MATERIAL FOR THE TASK:
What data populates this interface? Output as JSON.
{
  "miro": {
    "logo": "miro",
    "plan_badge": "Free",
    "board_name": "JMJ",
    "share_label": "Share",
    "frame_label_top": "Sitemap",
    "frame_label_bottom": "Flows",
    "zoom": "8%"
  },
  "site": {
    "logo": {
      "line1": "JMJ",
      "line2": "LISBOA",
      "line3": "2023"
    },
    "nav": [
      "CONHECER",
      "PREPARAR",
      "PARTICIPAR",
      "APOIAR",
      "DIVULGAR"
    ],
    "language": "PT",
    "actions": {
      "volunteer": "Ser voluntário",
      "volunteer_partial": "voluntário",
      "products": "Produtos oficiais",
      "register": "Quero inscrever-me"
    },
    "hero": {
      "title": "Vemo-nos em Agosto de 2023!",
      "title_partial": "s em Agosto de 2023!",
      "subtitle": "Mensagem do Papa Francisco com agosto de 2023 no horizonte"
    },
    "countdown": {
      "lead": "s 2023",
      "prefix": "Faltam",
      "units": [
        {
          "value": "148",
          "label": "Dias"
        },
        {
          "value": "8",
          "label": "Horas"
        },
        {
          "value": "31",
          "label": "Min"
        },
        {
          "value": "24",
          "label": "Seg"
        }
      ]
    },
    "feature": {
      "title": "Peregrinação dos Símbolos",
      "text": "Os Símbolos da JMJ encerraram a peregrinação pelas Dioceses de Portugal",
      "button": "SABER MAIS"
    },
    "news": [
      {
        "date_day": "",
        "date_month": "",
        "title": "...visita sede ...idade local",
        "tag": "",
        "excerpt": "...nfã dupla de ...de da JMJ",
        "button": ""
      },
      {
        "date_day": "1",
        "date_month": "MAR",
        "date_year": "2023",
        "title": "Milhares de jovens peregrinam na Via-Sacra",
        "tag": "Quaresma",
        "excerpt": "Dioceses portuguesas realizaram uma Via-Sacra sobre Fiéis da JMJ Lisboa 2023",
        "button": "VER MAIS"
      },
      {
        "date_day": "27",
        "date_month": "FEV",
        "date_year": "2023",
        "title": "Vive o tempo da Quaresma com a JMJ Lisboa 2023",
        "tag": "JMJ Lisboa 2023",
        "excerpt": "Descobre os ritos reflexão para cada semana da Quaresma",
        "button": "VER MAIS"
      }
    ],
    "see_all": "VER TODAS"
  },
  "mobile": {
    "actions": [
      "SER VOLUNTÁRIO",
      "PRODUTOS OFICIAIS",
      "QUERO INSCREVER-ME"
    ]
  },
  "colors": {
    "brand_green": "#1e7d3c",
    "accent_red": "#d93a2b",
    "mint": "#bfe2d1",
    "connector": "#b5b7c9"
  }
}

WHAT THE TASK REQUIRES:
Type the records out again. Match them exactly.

SOLUTION TO THE PROBLEM:
What data populates this interface? Output as JSON.
{
  "miro": {
    "logo": "miro",
    "plan_badge": "Free",
    "board_name": "JMJ",
    "share_label": "Share",
    "frame_label_top": "Sitemap",
    "frame_label_bottom": "Flows",
    "zoom": "8%"
  },
  "site": {
    "logo": {
      "line1": "JMJ",
      "line2": "LISBOA",
      "line3": "2023"
    },
    "nav": [
      "CONHECER",
      "PREPARAR",
      "PARTICIPAR",
      "APOIAR",
      "DIVULGAR"
    ],
    "language": "PT",
    "actions": {
      "volunteer": "Ser voluntário",
      "volunteer_partial": "voluntário",
      "products": "Produtos oficiais",
      "register": "Quero inscrever-me"
    },
    "hero": {
      "title": "Vemo-nos em Agosto de 2023!",
      "title_partial": "s em Agosto de 2023!",
      "subtitle": "Mensagem do Papa Francisco com agosto de 2023 no horizonte"
    },
    "countdown": {
      "lead": "s 2023",
      "prefix": "Faltam",
      "units": [
        {
          "value": "148",
          "label": "Dias"
        },
        {
          "value": "8",
          "label": "Horas"
        },
        {
          "value": "31",
          "label": "Min"
        },
        {
          "value": "24",
          "label": "Seg"
        }
      ]
    },
    "feature": {
      "title": "Peregrinação dos Símbolos",
      "text": "Os Símbolos da JMJ encerraram a peregrinação pelas Dioceses de Portugal",
      "button": "SABER MAIS"
    },
    "news": [
      {
        "date_day": "",
        "date_month": "",
        "title": "...visita sede ...idade local",
        "tag": "",
        "excerpt": "...nfã dupla de ...de da JMJ",
        "button": ""
      },
      {
        "date_day": "1",
        "date_month": "MAR",
        "date_year": "2023",
        "title": "Milhares de jovens peregrinam na Via-Sacra",
        "tag": "Quaresma",
        "excerpt": "Dioceses portuguesas realizaram uma Via-Sacra sobre Fiéis da JMJ Lisboa 2023",
        "button": "VER MAIS"
      },
      {
        "date_day": "27",
        "date_month": "FEV",
        "date_year": "2023",
        "title": "Vive o tempo da Quaresma com a JMJ Lisboa 2023",
        "tag": "JMJ Lisboa 2023",
        "excerpt": "Descobre os ritos reflexão para cada semana da Quaresma",
        "button": "VER MAIS"
      }
    ],
    "see_all": "VER TODAS"
  },
  "mobile": {
    "actions": [
      "SER VOLUNTÁRIO",
      "PRODUTOS OFICIAIS",
      "QUERO INSCREVER-ME"
    ]
  },
  "colors": {
    "brand_green": "#1e7d3c",
    "accent_red": "#d93a2b",
    "mint": "#bfe2d1",
    "connector": "#b5b7c9"
  }
}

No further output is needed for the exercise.